Stress and impairment during residency training: strategies for reduction, identification, and management. Resident Services Committee, Association of Program Directors in Internal Medicine

Ann Intern Med. 1988 Jul 15;109(2):154-61. doi: 10.7326/0003-4819-109-2-154.


Graduate physicians face formidable developmental tasks during residency training as they prepare for their professional careers. Adapting to becoming a skilled physician involves assuming and mastering many professional responsibilities for the proper care of patients while taking on many personal obligations such as marriage, parenthood, and financial independence. Adaptation requires physicians to cope successfully with a series of stresses that have been divided into three categories: situational, professional, and personal stresses. Each category is reviewed and both general and specific recommendations are offered to reduce the level of stress. Normal and abnormal responses to the stresses of residency training are described, and guidelines are provided for recognizing the impaired resident early.

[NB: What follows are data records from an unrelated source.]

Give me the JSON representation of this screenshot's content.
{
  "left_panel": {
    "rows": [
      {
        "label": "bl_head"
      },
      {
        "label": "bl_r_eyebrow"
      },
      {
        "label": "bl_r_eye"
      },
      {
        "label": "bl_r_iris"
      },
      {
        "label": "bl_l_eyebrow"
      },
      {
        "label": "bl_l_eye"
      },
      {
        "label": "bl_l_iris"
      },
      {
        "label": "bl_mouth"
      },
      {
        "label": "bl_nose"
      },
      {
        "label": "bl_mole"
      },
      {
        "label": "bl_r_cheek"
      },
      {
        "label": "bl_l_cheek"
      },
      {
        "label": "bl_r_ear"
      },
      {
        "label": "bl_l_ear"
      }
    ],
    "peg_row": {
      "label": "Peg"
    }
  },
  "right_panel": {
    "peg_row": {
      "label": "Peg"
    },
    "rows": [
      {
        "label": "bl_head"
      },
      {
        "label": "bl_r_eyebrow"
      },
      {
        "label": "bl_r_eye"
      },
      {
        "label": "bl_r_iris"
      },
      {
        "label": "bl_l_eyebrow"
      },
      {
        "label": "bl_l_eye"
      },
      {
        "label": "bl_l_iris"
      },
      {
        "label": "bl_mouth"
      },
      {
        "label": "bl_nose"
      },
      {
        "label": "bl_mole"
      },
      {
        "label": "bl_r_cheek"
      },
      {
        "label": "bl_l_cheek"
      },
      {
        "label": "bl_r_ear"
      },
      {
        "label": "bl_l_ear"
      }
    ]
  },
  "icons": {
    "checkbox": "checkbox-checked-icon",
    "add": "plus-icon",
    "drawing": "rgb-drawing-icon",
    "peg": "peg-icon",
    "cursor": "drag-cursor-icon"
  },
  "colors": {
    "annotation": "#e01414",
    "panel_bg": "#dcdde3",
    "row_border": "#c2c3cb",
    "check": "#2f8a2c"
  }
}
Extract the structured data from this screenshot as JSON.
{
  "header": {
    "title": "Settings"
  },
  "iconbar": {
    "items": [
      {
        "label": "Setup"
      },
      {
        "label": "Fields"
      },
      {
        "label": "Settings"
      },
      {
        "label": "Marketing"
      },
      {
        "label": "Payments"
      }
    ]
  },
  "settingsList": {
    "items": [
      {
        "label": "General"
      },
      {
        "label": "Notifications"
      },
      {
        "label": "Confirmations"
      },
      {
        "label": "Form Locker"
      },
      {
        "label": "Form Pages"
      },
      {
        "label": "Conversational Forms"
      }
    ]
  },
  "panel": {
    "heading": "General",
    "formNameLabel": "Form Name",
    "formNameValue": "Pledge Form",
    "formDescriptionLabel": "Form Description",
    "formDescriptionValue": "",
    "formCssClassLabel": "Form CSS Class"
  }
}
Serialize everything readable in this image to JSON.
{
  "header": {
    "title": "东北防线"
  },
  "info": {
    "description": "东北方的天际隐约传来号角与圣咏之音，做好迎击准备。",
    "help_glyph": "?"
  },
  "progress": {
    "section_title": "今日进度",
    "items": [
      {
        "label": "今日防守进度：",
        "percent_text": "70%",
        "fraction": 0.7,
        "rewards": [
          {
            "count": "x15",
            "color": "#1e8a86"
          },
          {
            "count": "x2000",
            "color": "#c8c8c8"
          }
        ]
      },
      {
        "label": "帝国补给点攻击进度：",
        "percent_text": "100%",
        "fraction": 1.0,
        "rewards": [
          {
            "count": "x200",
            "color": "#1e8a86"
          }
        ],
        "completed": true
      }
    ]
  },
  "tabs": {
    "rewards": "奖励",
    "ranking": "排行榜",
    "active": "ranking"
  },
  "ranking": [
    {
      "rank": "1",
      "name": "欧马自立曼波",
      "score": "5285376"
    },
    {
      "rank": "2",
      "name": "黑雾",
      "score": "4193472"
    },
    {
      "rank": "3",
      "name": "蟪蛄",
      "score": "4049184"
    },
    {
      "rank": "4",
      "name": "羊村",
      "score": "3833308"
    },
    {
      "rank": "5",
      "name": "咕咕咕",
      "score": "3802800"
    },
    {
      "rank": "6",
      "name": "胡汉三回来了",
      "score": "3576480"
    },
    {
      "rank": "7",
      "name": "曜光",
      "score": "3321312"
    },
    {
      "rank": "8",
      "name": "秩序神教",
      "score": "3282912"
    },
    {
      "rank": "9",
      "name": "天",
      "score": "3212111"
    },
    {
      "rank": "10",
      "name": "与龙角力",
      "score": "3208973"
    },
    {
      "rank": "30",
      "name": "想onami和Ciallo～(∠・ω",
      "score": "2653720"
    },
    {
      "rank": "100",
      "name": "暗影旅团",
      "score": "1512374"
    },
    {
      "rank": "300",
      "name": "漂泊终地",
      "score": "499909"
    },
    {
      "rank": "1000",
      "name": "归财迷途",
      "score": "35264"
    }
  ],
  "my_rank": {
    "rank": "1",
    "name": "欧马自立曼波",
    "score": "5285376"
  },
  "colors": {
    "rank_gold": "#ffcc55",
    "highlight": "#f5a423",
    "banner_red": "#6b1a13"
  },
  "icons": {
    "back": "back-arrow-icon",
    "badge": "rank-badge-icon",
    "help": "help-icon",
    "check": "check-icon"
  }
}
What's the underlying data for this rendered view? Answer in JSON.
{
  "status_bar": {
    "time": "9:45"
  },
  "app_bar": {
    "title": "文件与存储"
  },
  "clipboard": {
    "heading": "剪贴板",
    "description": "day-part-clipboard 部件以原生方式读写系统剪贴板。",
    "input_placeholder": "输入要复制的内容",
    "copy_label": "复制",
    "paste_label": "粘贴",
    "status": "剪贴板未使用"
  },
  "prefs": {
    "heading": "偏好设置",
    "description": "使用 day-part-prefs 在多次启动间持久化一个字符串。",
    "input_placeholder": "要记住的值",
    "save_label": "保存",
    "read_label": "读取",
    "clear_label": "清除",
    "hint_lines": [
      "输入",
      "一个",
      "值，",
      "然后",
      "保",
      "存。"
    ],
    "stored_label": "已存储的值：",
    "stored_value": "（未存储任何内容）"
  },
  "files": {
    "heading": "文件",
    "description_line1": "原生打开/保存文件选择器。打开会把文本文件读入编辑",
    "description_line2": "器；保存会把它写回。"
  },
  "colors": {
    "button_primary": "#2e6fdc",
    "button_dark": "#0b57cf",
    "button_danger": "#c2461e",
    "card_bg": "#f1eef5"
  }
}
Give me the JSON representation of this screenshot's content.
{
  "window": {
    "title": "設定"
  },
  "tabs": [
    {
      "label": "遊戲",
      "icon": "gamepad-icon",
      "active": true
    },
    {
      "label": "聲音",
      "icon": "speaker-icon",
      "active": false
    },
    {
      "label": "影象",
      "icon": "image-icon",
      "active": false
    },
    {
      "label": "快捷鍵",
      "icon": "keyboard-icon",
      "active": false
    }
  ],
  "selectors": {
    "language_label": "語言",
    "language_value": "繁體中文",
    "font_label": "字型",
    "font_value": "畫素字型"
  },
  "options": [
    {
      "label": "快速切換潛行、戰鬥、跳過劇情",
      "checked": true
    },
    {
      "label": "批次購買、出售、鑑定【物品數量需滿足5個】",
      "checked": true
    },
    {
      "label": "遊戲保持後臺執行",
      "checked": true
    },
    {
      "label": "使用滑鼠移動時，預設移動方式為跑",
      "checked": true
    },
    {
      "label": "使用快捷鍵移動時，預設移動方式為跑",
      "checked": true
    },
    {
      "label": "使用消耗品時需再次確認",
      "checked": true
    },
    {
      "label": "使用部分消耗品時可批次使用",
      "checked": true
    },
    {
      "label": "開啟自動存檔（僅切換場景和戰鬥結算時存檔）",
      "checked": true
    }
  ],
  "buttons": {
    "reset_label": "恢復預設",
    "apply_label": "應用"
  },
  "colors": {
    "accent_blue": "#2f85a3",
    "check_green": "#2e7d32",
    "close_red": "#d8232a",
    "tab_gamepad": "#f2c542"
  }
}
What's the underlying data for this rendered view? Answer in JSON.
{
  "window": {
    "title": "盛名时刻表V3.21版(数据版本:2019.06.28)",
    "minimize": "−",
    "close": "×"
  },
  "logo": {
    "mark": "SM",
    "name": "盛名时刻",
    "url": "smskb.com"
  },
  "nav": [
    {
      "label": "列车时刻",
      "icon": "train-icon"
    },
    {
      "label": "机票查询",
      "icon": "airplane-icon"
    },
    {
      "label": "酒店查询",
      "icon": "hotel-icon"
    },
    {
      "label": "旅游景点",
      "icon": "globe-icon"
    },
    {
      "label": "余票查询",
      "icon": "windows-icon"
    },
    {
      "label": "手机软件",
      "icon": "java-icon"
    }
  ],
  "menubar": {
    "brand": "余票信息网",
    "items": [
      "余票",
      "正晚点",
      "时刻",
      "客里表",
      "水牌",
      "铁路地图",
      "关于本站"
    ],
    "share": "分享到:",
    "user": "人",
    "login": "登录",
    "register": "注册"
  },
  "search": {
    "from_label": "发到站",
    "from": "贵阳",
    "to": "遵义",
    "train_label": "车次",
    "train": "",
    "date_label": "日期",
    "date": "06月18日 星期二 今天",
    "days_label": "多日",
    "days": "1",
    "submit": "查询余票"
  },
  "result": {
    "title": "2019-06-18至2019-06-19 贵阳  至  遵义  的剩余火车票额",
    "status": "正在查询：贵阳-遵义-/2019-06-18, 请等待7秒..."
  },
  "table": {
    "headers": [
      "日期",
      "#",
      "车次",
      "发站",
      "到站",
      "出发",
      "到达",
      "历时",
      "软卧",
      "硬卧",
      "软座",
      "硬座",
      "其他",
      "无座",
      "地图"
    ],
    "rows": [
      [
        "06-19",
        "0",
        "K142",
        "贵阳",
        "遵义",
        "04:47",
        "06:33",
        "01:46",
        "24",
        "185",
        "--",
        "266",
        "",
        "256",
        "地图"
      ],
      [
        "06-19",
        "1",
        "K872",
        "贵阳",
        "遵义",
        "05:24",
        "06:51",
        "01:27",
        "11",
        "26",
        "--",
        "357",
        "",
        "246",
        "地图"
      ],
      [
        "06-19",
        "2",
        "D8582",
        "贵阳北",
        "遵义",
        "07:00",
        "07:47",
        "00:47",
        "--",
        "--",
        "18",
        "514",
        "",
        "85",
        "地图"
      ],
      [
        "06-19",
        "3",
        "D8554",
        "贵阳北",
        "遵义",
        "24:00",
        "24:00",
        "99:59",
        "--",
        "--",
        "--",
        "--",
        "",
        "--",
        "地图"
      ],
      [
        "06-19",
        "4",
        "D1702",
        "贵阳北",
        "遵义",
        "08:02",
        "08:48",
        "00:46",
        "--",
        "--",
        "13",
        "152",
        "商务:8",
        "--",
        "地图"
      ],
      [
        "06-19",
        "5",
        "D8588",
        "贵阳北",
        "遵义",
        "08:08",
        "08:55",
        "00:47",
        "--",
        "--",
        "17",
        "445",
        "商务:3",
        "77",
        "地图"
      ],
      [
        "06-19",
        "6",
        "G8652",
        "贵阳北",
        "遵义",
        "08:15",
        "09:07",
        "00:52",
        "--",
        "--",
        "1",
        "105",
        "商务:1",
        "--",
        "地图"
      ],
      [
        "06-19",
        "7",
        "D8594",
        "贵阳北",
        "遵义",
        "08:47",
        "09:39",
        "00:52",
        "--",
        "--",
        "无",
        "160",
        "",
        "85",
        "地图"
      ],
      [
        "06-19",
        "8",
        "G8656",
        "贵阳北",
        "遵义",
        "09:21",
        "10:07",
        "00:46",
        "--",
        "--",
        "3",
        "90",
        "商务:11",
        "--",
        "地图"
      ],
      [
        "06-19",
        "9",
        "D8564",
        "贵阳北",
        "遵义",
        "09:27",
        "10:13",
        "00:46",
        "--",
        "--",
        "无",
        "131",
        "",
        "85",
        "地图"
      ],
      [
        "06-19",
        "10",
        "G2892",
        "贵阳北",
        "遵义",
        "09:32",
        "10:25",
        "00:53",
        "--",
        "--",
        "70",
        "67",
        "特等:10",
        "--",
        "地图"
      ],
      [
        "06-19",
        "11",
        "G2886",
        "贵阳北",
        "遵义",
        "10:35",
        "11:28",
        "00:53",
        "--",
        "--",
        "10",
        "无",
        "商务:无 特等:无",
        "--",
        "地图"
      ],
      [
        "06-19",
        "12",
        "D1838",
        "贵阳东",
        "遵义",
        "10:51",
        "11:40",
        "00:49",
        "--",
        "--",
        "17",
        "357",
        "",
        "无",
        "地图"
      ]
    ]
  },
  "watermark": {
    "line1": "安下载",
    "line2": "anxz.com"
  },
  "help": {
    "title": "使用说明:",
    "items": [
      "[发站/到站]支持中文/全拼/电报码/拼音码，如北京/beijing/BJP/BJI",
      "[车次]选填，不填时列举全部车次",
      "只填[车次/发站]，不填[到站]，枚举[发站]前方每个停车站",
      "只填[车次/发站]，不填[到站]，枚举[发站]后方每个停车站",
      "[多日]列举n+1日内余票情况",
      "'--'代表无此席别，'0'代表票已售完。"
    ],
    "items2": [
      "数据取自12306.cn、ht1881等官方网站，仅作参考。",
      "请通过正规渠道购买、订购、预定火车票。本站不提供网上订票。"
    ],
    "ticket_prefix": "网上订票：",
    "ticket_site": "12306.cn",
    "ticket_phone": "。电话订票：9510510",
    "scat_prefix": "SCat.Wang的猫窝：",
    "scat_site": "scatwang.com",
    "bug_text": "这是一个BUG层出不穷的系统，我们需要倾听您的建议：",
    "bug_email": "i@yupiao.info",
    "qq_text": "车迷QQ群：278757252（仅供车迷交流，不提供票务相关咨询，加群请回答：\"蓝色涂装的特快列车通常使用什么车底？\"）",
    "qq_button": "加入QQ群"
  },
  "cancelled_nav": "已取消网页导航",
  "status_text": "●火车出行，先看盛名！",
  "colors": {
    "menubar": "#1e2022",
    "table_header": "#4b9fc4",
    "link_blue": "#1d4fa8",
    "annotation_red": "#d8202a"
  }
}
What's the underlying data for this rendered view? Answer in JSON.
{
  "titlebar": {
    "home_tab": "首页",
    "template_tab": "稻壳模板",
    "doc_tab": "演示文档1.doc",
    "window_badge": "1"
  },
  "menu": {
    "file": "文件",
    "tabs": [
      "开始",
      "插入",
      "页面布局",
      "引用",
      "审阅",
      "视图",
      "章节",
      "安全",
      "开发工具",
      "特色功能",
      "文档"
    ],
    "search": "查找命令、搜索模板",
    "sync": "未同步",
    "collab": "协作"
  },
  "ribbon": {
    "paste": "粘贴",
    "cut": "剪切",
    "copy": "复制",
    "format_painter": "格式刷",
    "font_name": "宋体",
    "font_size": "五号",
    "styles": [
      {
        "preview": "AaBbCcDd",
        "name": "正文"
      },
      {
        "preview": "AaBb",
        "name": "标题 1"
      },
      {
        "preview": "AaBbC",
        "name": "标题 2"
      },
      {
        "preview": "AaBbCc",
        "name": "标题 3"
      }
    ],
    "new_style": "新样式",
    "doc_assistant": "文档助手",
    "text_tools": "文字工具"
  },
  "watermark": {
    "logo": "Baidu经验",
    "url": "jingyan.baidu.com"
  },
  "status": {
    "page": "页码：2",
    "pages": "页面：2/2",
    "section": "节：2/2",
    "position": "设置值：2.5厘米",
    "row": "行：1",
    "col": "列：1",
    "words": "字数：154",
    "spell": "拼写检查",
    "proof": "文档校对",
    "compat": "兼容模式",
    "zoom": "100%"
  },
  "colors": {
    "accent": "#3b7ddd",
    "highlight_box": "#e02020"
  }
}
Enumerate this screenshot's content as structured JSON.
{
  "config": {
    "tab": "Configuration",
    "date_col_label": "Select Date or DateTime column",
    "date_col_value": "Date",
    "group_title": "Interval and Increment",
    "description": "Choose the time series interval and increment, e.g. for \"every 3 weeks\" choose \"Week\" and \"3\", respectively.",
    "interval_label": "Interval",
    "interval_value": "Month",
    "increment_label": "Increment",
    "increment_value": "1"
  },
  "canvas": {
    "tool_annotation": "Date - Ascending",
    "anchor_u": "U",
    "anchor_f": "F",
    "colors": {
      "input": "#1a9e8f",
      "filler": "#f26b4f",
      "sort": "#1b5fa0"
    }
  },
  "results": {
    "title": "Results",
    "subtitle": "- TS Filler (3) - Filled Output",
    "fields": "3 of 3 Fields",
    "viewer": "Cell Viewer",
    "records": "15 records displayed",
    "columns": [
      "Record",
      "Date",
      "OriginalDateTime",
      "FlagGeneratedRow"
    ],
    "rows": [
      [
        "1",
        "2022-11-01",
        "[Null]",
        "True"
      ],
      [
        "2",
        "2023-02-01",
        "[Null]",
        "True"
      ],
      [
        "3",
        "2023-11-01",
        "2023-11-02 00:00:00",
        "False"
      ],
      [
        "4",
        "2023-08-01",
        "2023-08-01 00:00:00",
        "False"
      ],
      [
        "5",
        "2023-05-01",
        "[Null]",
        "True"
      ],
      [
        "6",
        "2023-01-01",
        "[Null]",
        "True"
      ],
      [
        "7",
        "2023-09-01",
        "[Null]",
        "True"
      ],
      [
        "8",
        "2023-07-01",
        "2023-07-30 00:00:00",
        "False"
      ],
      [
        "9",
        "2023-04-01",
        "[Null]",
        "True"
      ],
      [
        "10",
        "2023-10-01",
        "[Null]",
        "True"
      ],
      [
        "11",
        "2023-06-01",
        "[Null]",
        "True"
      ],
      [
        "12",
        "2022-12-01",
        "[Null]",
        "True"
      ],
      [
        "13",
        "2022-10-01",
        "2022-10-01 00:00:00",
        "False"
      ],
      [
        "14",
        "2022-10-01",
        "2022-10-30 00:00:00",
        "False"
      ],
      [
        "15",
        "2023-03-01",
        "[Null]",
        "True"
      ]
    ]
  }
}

Recommendations are made for managing the residency program and treating the resident, should he or she become impaired.

MeSH terms

  • Adaptation, Psychological
  • Clinical Competence*
  • Humans
  • Internal Medicine / education
  • Internship and Residency / organization & administration*
  • Occupational Diseases / prevention & control
  • Occupational Diseases / psychology*
  • Personnel Management / methods
  • Physician Impairment
  • Stress, Psychological / prevention & control*
  • United States